Dr. Franco’s lecture, “‘Un oasis de horror en medio de un desierto de aburrimiento:’ Bolaño’s apocalyptic visión” focused on Mexican writer Roberto Bolaño and his novel 2666. Dr. Franco’s lecture engendered stimulating conversation and discussion and was extremely well-received by both conference participants and attendees. Following the lecture, there was a wine and cheese reception in the breezeway of the Woldenberg Arts Center.


Dr. Idelber Avelar addresses a question to Dr. Franco.

Conference participants from Tulane included:

  • Danielle Smith: “It’s Official: An Analysis of the New Legal Status of the Guaraní Language in Paraguay in the Wake of the 1992 Constitutional Reforms”
  • Katarina Kneiss: “The State, the Church and Feminism: The Criminalization of ‘Therapeutic’ Abortion in Nicaragua”
  • Melina Leodas: “Black-Brown Coalition Building in Post-Katrina New Orleans: Dream or Possibility?”
  • Kurt Hofer: “A rereading of the Boom through Latin American Revolutionary Film: La Hora de los Hornos as cultural manifesto”
  • Irene Lugo: The Transnational Coatlicue: Two Centuries of Cultural Discourse
  • Amanda Magdalena: “Negotiating Citizenship: Identity, Masculinity, and Sexuality within Mexican American Baseball, 1910-1960”
  • Corey Waters: “Organizational Structure and Empowerment: An El Salvador NGO
  • John Ben Solieau: “Environmental Interaction: Indigenous Societies and Policy Intervention in the Brazilian Amazon”
  • Bradley Hentschel: “International Intervention and the Monopoly on the Legitimate Use of Force: The Colombian Case”
  • Heriberto Cabada: “Cuba: A “Democracy with Adjectives”?
  • Emily Schulman: “Postdictatorial Porteño Poetry: Contested Space in the Chilean Poetic Imagination”
  • Christina Abreo: “Entre hippylandia y disneylandia: Community- control Tourism in San Juan la Laguna, Sololá, Guatemala”
  • Gwen Murray: “(Re)Presenting Cidade dos Homens: Co-production, Difference and Democracy”
  • Stephen Jacobs: “Recording Ritual in Text and Image: Viceroy Morcillo’s Entrada – Potosí, 1716”
  • Derek Burdette: “Who Made that Statue: Race and Ethnicity in the Imagined Histories of Miraculous Cristos in Colonial Mexico City”
  • Megan Allen Kareithi: “Women of Santiago: Gender Conceptions and Realities under Pinochet”
  • Robert Kappel: “Alcohol in Three Highland Guatemalan Communities”
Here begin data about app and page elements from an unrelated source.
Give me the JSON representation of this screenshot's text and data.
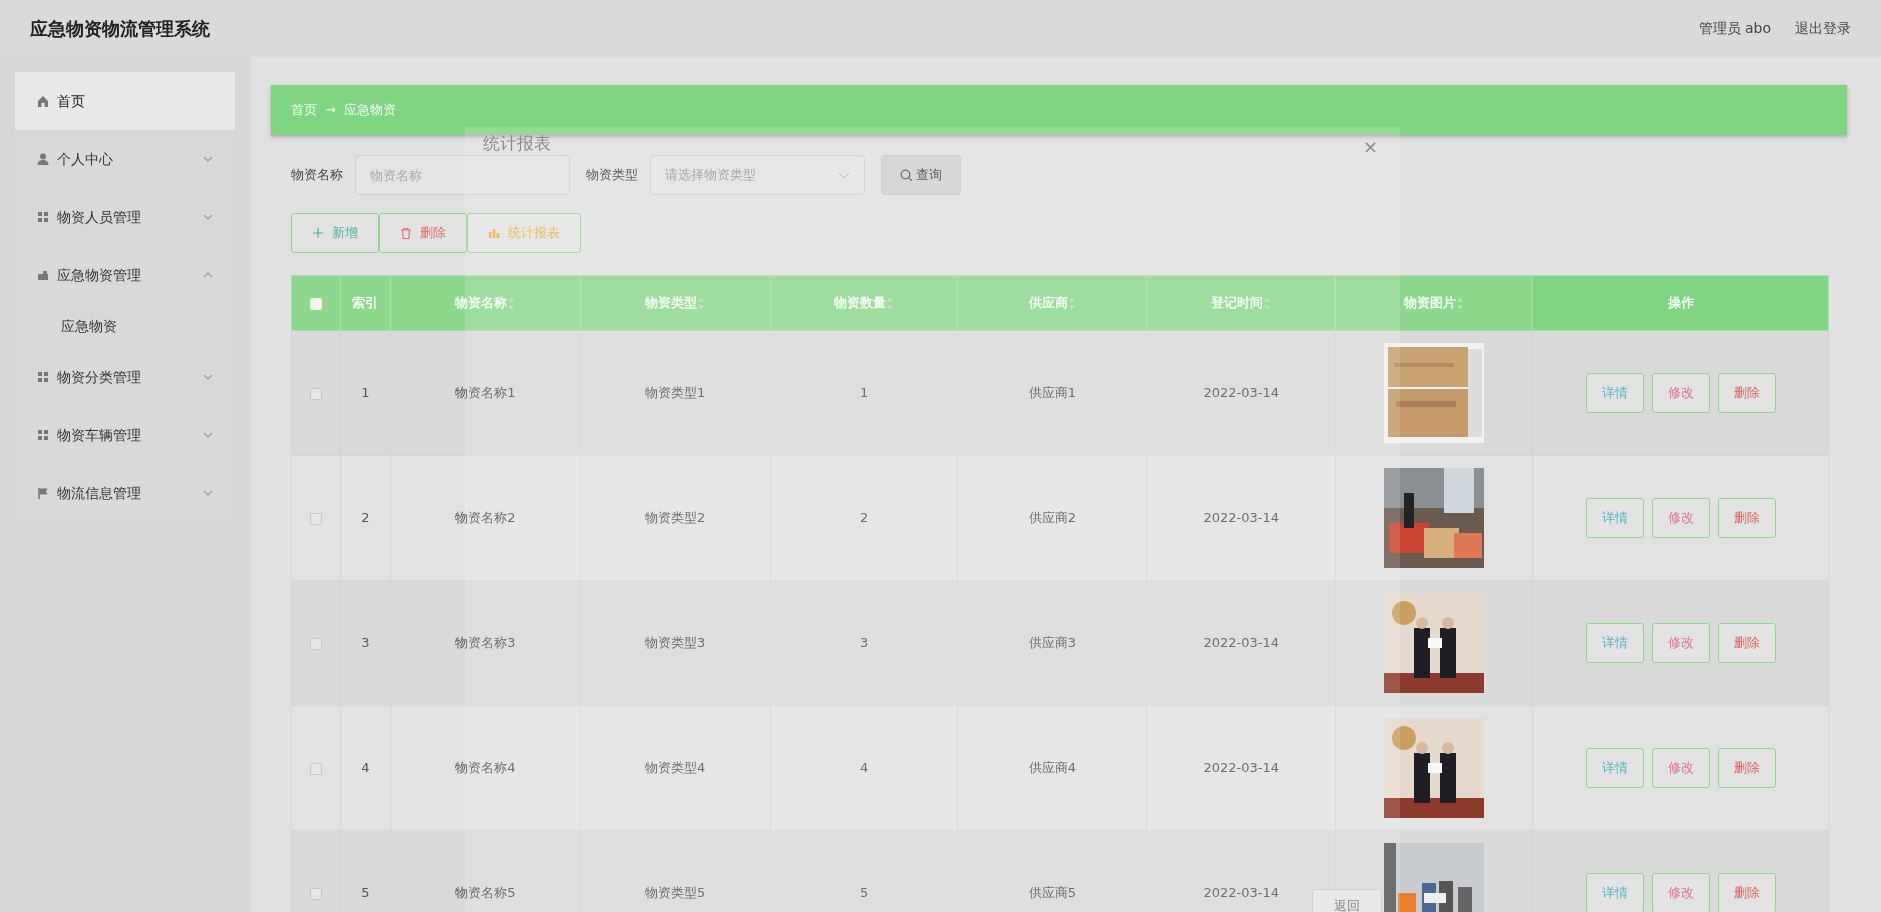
{
  "header": {
    "title": "应急物资物流管理系统",
    "user": "管理员 abo",
    "logout": "退出登录"
  },
  "sidebar": {
    "items": [
      {
        "label": "首页",
        "kind": "link",
        "selected": true
      },
      {
        "label": "个人中心",
        "kind": "submenu",
        "expanded": false,
        "selected": false
      },
      {
        "label": "物资人员管理",
        "kind": "submenu",
        "expanded": false,
        "selected": false
      },
      {
        "label": "应急物资管理",
        "kind": "submenu",
        "expanded": true,
        "selected": false,
        "children": [
          {
            "label": "应急物资"
          }
        ]
      },
      {
        "label": "物资分类管理",
        "kind": "submenu",
        "expanded": false,
        "selected": false
      },
      {
        "label": "物资车辆管理",
        "kind": "submenu",
        "expanded": false,
        "selected": false
      },
      {
        "label": "物流信息管理",
        "kind": "submenu",
        "expanded": false,
        "selected": false
      }
    ]
  },
  "breadcrumb": {
    "items": [
      "首页",
      "应急物资"
    ],
    "separator": "→"
  },
  "search": {
    "fields": [
      {
        "label": "物资名称",
        "placeholder": "物资名称",
        "kind": "input"
      },
      {
        "label": "物资类型",
        "placeholder": "请选择物资类型",
        "kind": "select"
      }
    ],
    "button": "查询"
  },
  "toolbar": [
    {
      "label": "新增",
      "kind": "add"
    },
    {
      "label": "删除",
      "kind": "delete"
    },
    {
      "label": "统计报表",
      "kind": "chart"
    }
  ],
  "table": {
    "header_checked": false,
    "columns": [
      {
        "label": "索引",
        "sortable": false
      },
      {
        "label": "物资名称",
        "sortable": true
      },
      {
        "label": "物资类型",
        "sortable": true
      },
      {
        "label": "物资数量",
        "sortable": true
      },
      {
        "label": "供应商",
        "sortable": true
      },
      {
        "label": "登记时间",
        "sortable": true
      },
      {
        "label": "物资图片",
        "sortable": true
      },
      {
        "label": "操作",
        "sortable": false
      }
    ],
    "rows": [
      {
        "checked": false,
        "cells": [
          "1",
          "物资名称1",
          "物资类型1",
          "1",
          "供应商1",
          "2022-03-14"
        ],
        "image": {
          "kind": "picture"
        },
        "actions": [
          "详情",
          "修改",
          "删除"
        ]
      },
      {
        "checked": false,
        "cells": [
          "2",
          "物资名称2",
          "物资类型2",
          "2",
          "供应商2",
          "2022-03-14"
        ],
        "image": {
          "kind": "picture"
        },
        "actions": [
          "详情",
          "修改",
          "删除"
        ]
      },
      {
        "checked": false,
        "cells": [
          "3",
          "物资名称3",
          "物资类型3",
          "3",
          "供应商3",
          "2022-03-14"
        ],
        "image": {
          "kind": "picture"
        },
        "actions": [
          "详情",
          "修改",
          "删除"
        ]
      },
      {
        "checked": false,
        "cells": [
          "4",
          "物资名称4",
          "物资类型4",
          "4",
          "供应商4",
          "2022-03-14"
        ],
        "image": {
          "kind": "picture"
        },
        "actions": [
          "详情",
          "修改",
          "删除"
        ]
      },
      {
        "checked": false,
        "cells": [
          "5",
          "物资名称5",
          "物资类型5",
          "5",
          "供应商5",
          "2022-03-14"
        ],
        "image": {
          "kind": "picture"
        },
        "actions": [
          "详情",
          "修改",
          "删除"
        ]
      }
    ]
  },
  "dialog": {
    "title": "统计报表",
    "close": "×",
    "back_button": "返回"
  }
}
Panel Moderators included:

  • James Huck (Stone Center for Latin American Studies)
  • Rebecca Atencio (Department of Spanish & Portuguese)
  • Guadalupe García (History Department)
  • Katie Acosta (Department of Sociology)
  • Martín Mendoza (Stone Center for Latin American Studies)
  • Luciana Monteiro (Department of Spanish & Portuguese)
  • Kate Drabinski (Department of Gender & Sexuality Studies)
  • Idelber Avelar (Department of Spanish & Portuguese)
  • Florencia Bazzano-Nelson (Art Department)
  • Vicki Mayer (Communication Department)
  • Antonio Gómez (Department of Spanish & Portuguese)


LAGO Co-facilitators and members Gwen Murray, Hilary Smith, Herbie Cabada, Amanda Magdalena and Melina Leodas.

This conference was made possible through the generous support of the Stone Center for Latin American Studies and with the help of the Tulane GSSA.

To view more pictures of the event, please visit the Stone Center’s Flickr page:
Day One
Day Two